  • Finally after 47ms the single spike is detected again.

Individual frames

The short frames (called spikes before) are requests from the master on the LIN bus that remain unanswered, because the device is offline or just not build into the campervan. They contain typically the byte sequence 00 55 xx where xx = the Protected ID:

Master request that remains unanswered to Protected ID = 0x5B

The frame always start at nice 10ms time slots,. An example of a regular frame comes form the campervan living part batteries intelligent battery sensor:

Hella IBS frame PID = 0x25 (State of Charge SoC)

The Hella IBS sensor LIN bus protocol is well documented in those github repositories:

Frame identity

Finally, the complete overview of the frames with Protected and normal ID’s:

start time
/ ms
0 (=360)C101
500C06no response
609717no response
70D818no response
809919no response
1305B1Bisolated spike, no response
180C101called a second time
1904202called a second time
210E222Hella IBS
2202525Hella IBS
230A626Hella IBS
2407838no response
2704C0Cno response

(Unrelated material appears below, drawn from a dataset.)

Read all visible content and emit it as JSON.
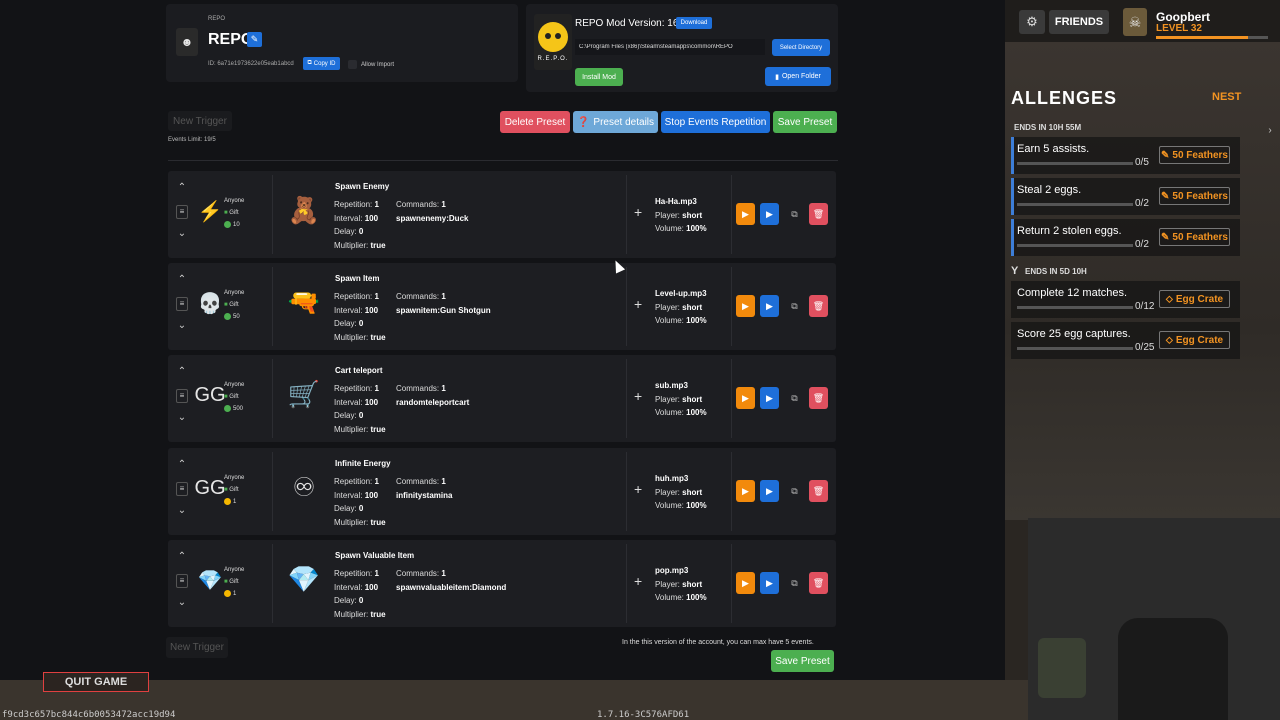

Several Frame IDs do not have a response. Device ID 01 and 02 are called twice in a cycle and three of the ID’s are known to be from the Hella IBS and for the better part the data is decoded. More posts will appear among others on the LINBUS listener based on an ESP32 and decoding of the frames of some of the connected devices.